Using the data below, report how many lines hold the word "screenshot". Include nothing else in the reply.

Extracted data entries:
• • • •

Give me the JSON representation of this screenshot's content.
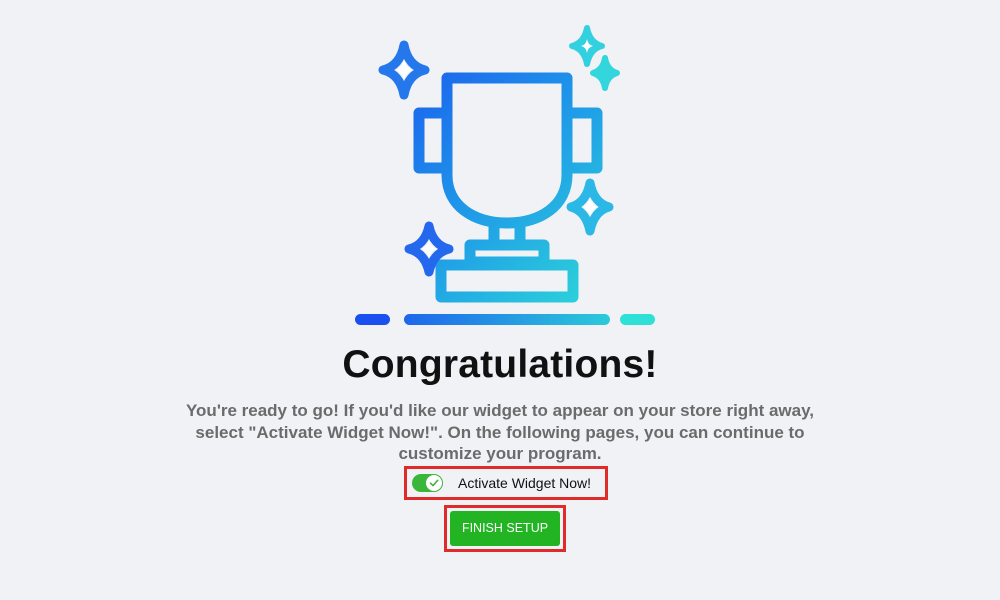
{
  "hero": {
    "icon": "trophy-icon",
    "sparkles": [
      "sparkle-icon",
      "sparkle-icon",
      "sparkle-icon",
      "sparkle-icon",
      "sparkle-icon"
    ],
    "gradient_colors": [
      "#1a5cf0",
      "#2fe0d6"
    ]
  },
  "title": "Congratulations!",
  "message": "You're ready to go! If you'd like our widget to appear on your store right away, select \"Activate Widget Now!\". On the following pages, you can continue to customize your program.",
  "activate_toggle": {
    "label": "Activate Widget Now!",
    "checked": true,
    "icon": "check-icon",
    "color": "#3ab63a"
  },
  "finish_button": {
    "label": "FINISH SETUP",
    "color": "#22b422"
  },
  "highlight_color": "#e02b2b"
}
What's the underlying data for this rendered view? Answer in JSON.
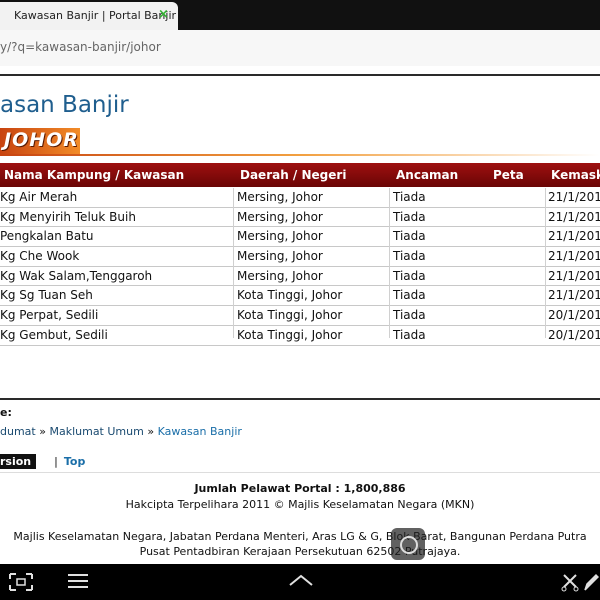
{
  "browser": {
    "tab_title": "Kawasan Banjir | Portal Banjir",
    "tab_close": "×",
    "url": "y/?q=kawasan-banjir/johor"
  },
  "page": {
    "title": "asan Banjir",
    "state": "JOHOR",
    "table": {
      "headers": [
        "Nama Kampung / Kawasan",
        "Daerah / Negeri",
        "Ancaman",
        "Peta",
        "Kemaskin"
      ],
      "rows": [
        [
          "Kg Air Merah",
          "Mersing, Johor",
          "Tiada",
          "",
          "21/1/201"
        ],
        [
          "Kg Menyirih Teluk Buih",
          "Mersing, Johor",
          "Tiada",
          "",
          "21/1/201"
        ],
        [
          "Pengkalan Batu",
          "Mersing, Johor",
          "Tiada",
          "",
          "21/1/201"
        ],
        [
          "Kg Che Wook",
          "Mersing, Johor",
          "Tiada",
          "",
          "21/1/201"
        ],
        [
          "Kg Wak Salam,Tenggaroh",
          "Mersing, Johor",
          "Tiada",
          "",
          "21/1/201"
        ],
        [
          "Kg Sg Tuan Seh",
          "Kota Tinggi, Johor",
          "Tiada",
          "",
          "21/1/201"
        ],
        [
          "Kg Perpat, Sedili",
          "Kota Tinggi, Johor",
          "Tiada",
          "",
          "20/1/201"
        ],
        [
          "Kg Gembut, Sedili",
          "Kota Tinggi, Johor",
          "Tiada",
          "",
          "20/1/201"
        ]
      ]
    },
    "breadcrumb_heading": "e:",
    "breadcrumbs": [
      "dumat",
      "Maklumat Umum",
      "Kawasan Banjir"
    ],
    "breadcrumb_sep": " » ",
    "footer_nav": {
      "version": "rsion",
      "divider": "|",
      "top": "Top"
    },
    "visitors": "Jumlah Pelawat Portal : 1,800,886",
    "copyright": "Hakcipta Terpelihara 2011 © Majlis Keselamatan Negara (MKN)",
    "address_line1": "Majlis Keselamatan Negara, Jabatan Perdana Menteri, Aras LG & G, Blok Barat, Bangunan Perdana Putra",
    "address_line2": "Pusat Pentadbiran Kerajaan Persekutuan 62502 Putrajaya."
  },
  "system_nav": {
    "icons": [
      "screenshot-icon",
      "menu-icon",
      "up-chevron-icon",
      "cut-icon",
      "pen-icon"
    ]
  },
  "colors": {
    "table_header": "#7a0808",
    "title_blue": "#1f5e8e",
    "link_blue": "#1a6ea8",
    "banner_orange": "#e06a1c"
  }
}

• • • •

The answer:
2